─── SOURCE MATERIAL ───

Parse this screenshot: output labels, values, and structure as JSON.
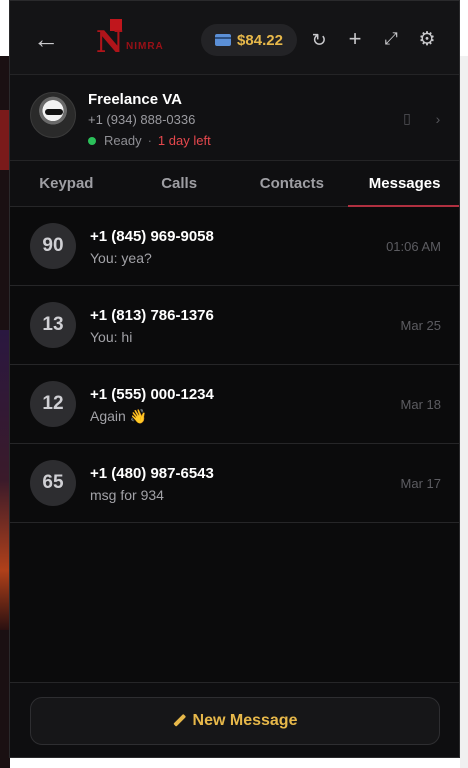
{
  "topbar": {
    "back_icon": "arrow-left-icon",
    "logo_text": "NIMRA",
    "balance": "$84.22",
    "icons": [
      "refresh-icon",
      "plus-icon",
      "expand-icon",
      "gear-icon"
    ]
  },
  "profile": {
    "name": "Freelance VA",
    "number": "+1 (934) 888-0336",
    "status": "Ready",
    "separator": "·",
    "days_left": "1 day left",
    "status_color": "#2bc05a",
    "days_color": "#e5484d"
  },
  "tabs": [
    {
      "label": "Keypad",
      "active": false
    },
    {
      "label": "Calls",
      "active": false
    },
    {
      "label": "Contacts",
      "active": false
    },
    {
      "label": "Messages",
      "active": true
    }
  ],
  "messages": [
    {
      "badge": "90",
      "phone": "+1 (845) 969-9058",
      "preview": "You: yea?",
      "time": "01:06 AM"
    },
    {
      "badge": "13",
      "phone": "+1 (813) 786-1376",
      "preview": "You: hi",
      "time": "Mar 25"
    },
    {
      "badge": "12",
      "phone": "+1 (555) 000-1234",
      "preview": "Again 👋",
      "time": "Mar 18"
    },
    {
      "badge": "65",
      "phone": "+1 (480) 987-6543",
      "preview": "msg for 934",
      "time": "Mar 17"
    }
  ],
  "footer": {
    "new_message_label": "New Message"
  },
  "colors": {
    "accent_gold": "#e7b84a",
    "brand_red": "#b0141a",
    "tab_underline": "#b03040"
  }
}
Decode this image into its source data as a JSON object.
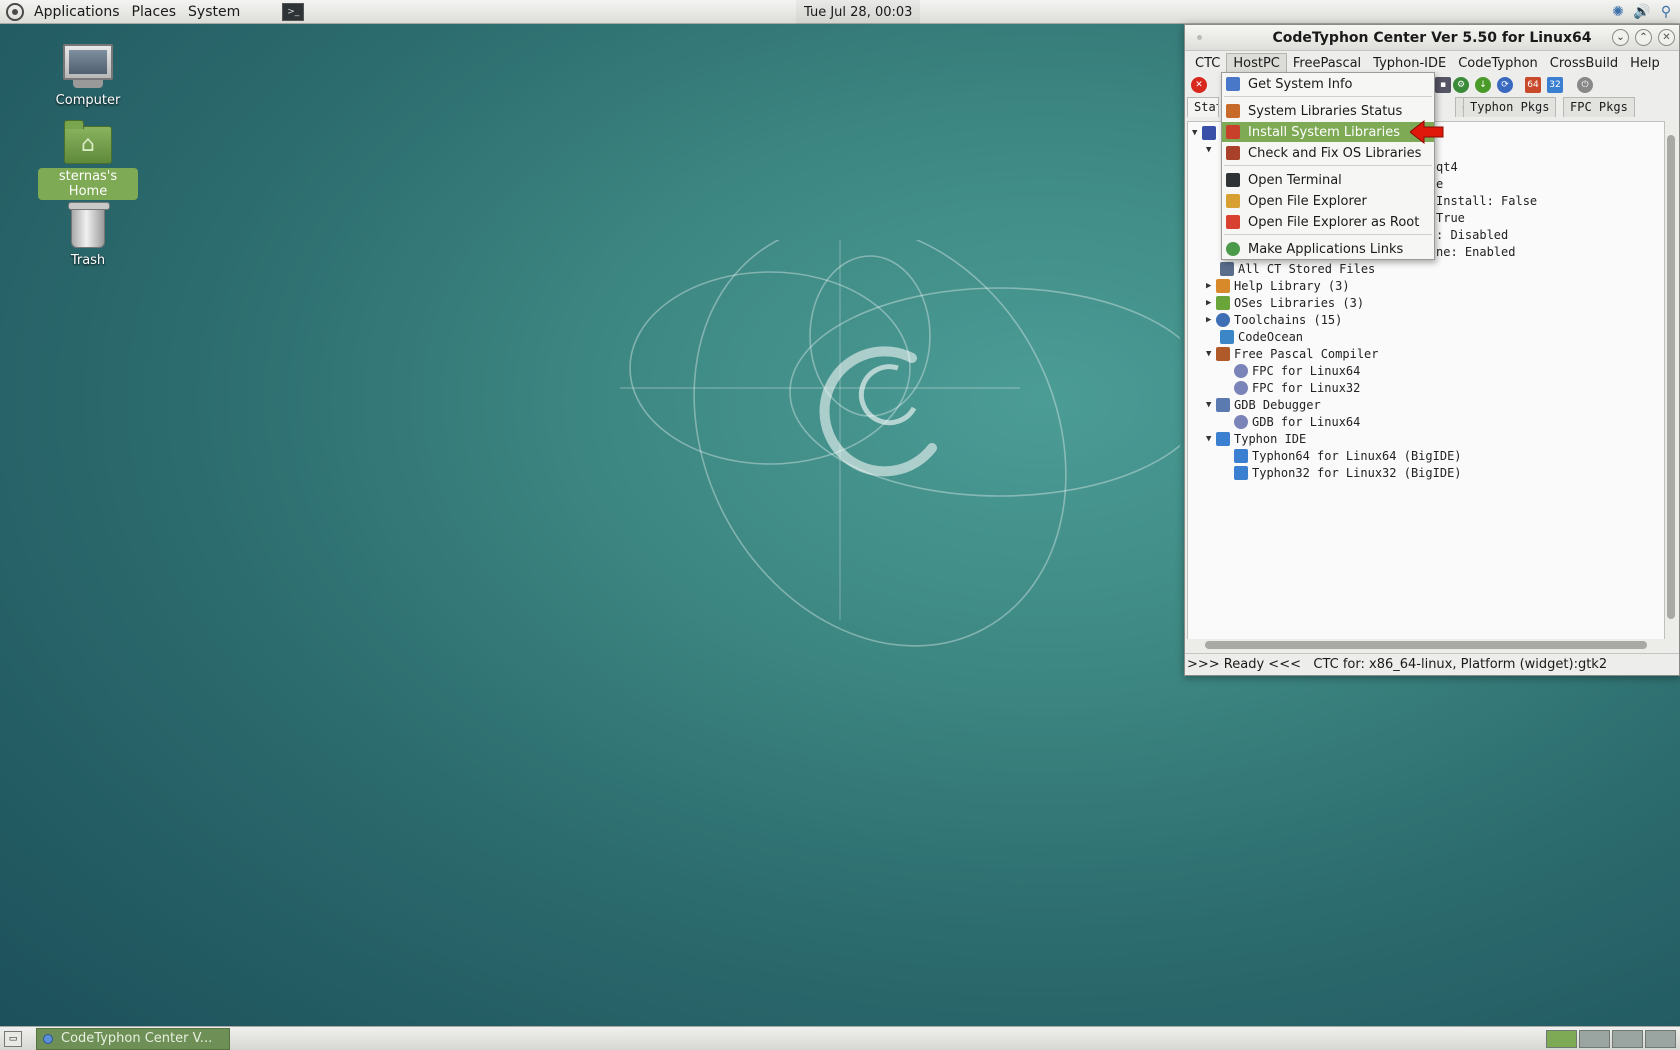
{
  "top_panel": {
    "menus": [
      "Applications",
      "Places",
      "System"
    ],
    "clock": "Tue Jul 28, 00:03"
  },
  "desktop": {
    "icons": [
      {
        "label": "Computer"
      },
      {
        "label": "sternas's Home"
      },
      {
        "label": "Trash"
      }
    ]
  },
  "window": {
    "title": "CodeTyphon Center Ver 5.50 for Linux64",
    "menubar": [
      "CTC",
      "HostPC",
      "FreePascal",
      "Typhon-IDE",
      "CodeTyphon",
      "CrossBuild",
      "Help"
    ],
    "tabs": [
      "Stat",
      "ox",
      "Typhon Pkgs",
      "FPC Pkgs"
    ],
    "tree_partial_values": [
      "qt4",
      "e",
      "Install: False",
      "True",
      ": Disabled",
      "ne: Enabled"
    ],
    "tree": [
      {
        "label": "All CT Stored Files",
        "icon_color": "#5a6e8c"
      },
      {
        "label": "Help Library (3)",
        "icon_color": "#d88a2a"
      },
      {
        "label": "OSes Libraries (3)",
        "icon_color": "#6aa53a"
      },
      {
        "label": "Toolchains (15)",
        "icon_color": "#3e6fb5"
      },
      {
        "label": "CodeOcean",
        "icon_color": "#3b86c7"
      },
      {
        "label": "Free Pascal Compiler",
        "icon_color": "#b05a2a"
      },
      {
        "label": "FPC for Linux64",
        "icon_color": "#7a84b8"
      },
      {
        "label": "FPC for Linux32",
        "icon_color": "#7a84b8"
      },
      {
        "label": "GDB Debugger",
        "icon_color": "#5a7ab0"
      },
      {
        "label": "GDB for Linux64",
        "icon_color": "#7a84b8"
      },
      {
        "label": "Typhon IDE",
        "icon_color": "#3a7fd0"
      },
      {
        "label": "Typhon64 for Linux64 (BigIDE)",
        "icon_color": "#3a7fd0"
      },
      {
        "label": "Typhon32 for Linux32 (BigIDE)",
        "icon_color": "#3a7fd0"
      }
    ],
    "status": ">>> Ready <<<   CTC for: x86_64-linux, Platform (widget):gtk2"
  },
  "hostpc_menu": {
    "items": [
      {
        "label": "Get System Info",
        "icon_color": "#4a78c8"
      },
      {
        "label": "System Libraries Status",
        "icon_color": "#c86a2a"
      },
      {
        "label": "Install System Libraries",
        "icon_color": "#c8402a"
      },
      {
        "label": "Check and Fix OS Libraries",
        "icon_color": "#a8402a"
      },
      {
        "label": "Open Terminal",
        "icon_color": "#2e3436"
      },
      {
        "label": "Open File Explorer",
        "icon_color": "#d8a030"
      },
      {
        "label": "Open File Explorer as Root",
        "icon_color": "#d84030"
      },
      {
        "label": "Make Applications Links",
        "icon_color": "#4a9a4a"
      }
    ]
  },
  "taskbar": {
    "item": "CodeTyphon Center V..."
  },
  "colors": {
    "highlight": "#7ea955",
    "arrow": "#e0180c"
  }
}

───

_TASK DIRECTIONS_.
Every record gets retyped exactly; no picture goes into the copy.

_TASK RESPONSE_.
Parse this screenshot: output labels, values, and structure as JSON.
{
  "topbar": {
    "back_icon": "arrow-left-icon",
    "logo_text": "NIMRA",
    "balance": "$84.22",
    "icons": [
      "refresh-icon",
      "plus-icon",
      "expand-icon",
      "gear-icon"
    ]
  },
  "profile": {
    "name": "Freelance VA",
    "number": "+1 (934) 888-0336",
    "status": "Ready",
    "separator": "·",
    "days_left": "1 day left",
    "status_color": "#2bc05a",
    "days_color": "#e5484d"
  },
  "tabs": [
    {
      "label": "Keypad",
      "active": false
    },
    {
      "label": "Calls",
      "active": false
    },
    {
      "label": "Contacts",
      "active": false
    },
    {
      "label": "Messages",
      "active": true
    }
  ],
  "messages": [
    {
      "badge": "90",
      "phone": "+1 (845) 969-9058",
      "preview": "You: yea?",
      "time": "01:06 AM"
    },
    {
      "badge": "13",
      "phone": "+1 (813) 786-1376",
      "preview": "You: hi",
      "time": "Mar 25"
    },
    {
      "badge": "12",
      "phone": "+1 (555) 000-1234",
      "preview": "Again 👋",
      "time": "Mar 18"
    },
    {
      "badge": "65",
      "phone": "+1 (480) 987-6543",
      "preview": "msg for 934",
      "time": "Mar 17"
    }
  ],
  "footer": {
    "new_message_label": "New Message"
  },
  "colors": {
    "accent_gold": "#e7b84a",
    "brand_red": "#b0141a",
    "tab_underline": "#b03040"
  }
}
Decode this image into its source data as a JSON object.
{
  "top_panel": {
    "menus": [
      "Applications",
      "Places",
      "System"
    ],
    "clock": "Tue Jul 28, 00:03"
  },
  "desktop": {
    "icons": [
      {
        "label": "Computer"
      },
      {
        "label": "sternas's Home"
      },
      {
        "label": "Trash"
      }
    ]
  },
  "window": {
    "title": "CodeTyphon Center Ver 5.50 for Linux64",
    "menubar": [
      "CTC",
      "HostPC",
      "FreePascal",
      "Typhon-IDE",
      "CodeTyphon",
      "CrossBuild",
      "Help"
    ],
    "tabs": [
      "Stat",
      "ox",
      "Typhon Pkgs",
      "FPC Pkgs"
    ],
    "tree_partial_values": [
      "qt4",
      "e",
      "Install: False",
      "True",
      ": Disabled",
      "ne: Enabled"
    ],
    "tree": [
      {
        "label": "All CT Stored Files",
        "icon_color": "#5a6e8c"
      },
      {
        "label": "Help Library (3)",
        "icon_color": "#d88a2a"
      },
      {
        "label": "OSes Libraries (3)",
        "icon_color": "#6aa53a"
      },
      {
        "label": "Toolchains (15)",
        "icon_color": "#3e6fb5"
      },
      {
        "label": "CodeOcean",
        "icon_color": "#3b86c7"
      },
      {
        "label": "Free Pascal Compiler",
        "icon_color": "#b05a2a"
      },
      {
        "label": "FPC for Linux64",
        "icon_color": "#7a84b8"
      },
      {
        "label": "FPC for Linux32",
        "icon_color": "#7a84b8"
      },
      {
        "label": "GDB Debugger",
        "icon_color": "#5a7ab0"
      },
      {
        "label": "GDB for Linux64",
        "icon_color": "#7a84b8"
      },
      {
        "label": "Typhon IDE",
        "icon_color": "#3a7fd0"
      },
      {
        "label": "Typhon64 for Linux64 (BigIDE)",
        "icon_color": "#3a7fd0"
      },
      {
        "label": "Typhon32 for Linux32 (BigIDE)",
        "icon_color": "#3a7fd0"
      }
    ],
    "status": ">>> Ready <<<   CTC for: x86_64-linux, Platform (widget):gtk2"
  },
  "hostpc_menu": {
    "items": [
      {
        "label": "Get System Info",
        "icon_color": "#4a78c8"
      },
      {
        "label": "System Libraries Status",
        "icon_color": "#c86a2a"
      },
      {
        "label": "Install System Libraries",
        "icon_color": "#c8402a"
      },
      {
        "label": "Check and Fix OS Libraries",
        "icon_color": "#a8402a"
      },
      {
        "label": "Open Terminal",
        "icon_color": "#2e3436"
      },
      {
        "label": "Open File Explorer",
        "icon_color": "#d8a030"
      },
      {
        "label": "Open File Explorer as Root",
        "icon_color": "#d84030"
      },
      {
        "label": "Make Applications Links",
        "icon_color": "#4a9a4a"
      }
    ]
  },
  "taskbar": {
    "item": "CodeTyphon Center V..."
  },
  "colors": {
    "highlight": "#7ea955",
    "arrow": "#e0180c"
  }
}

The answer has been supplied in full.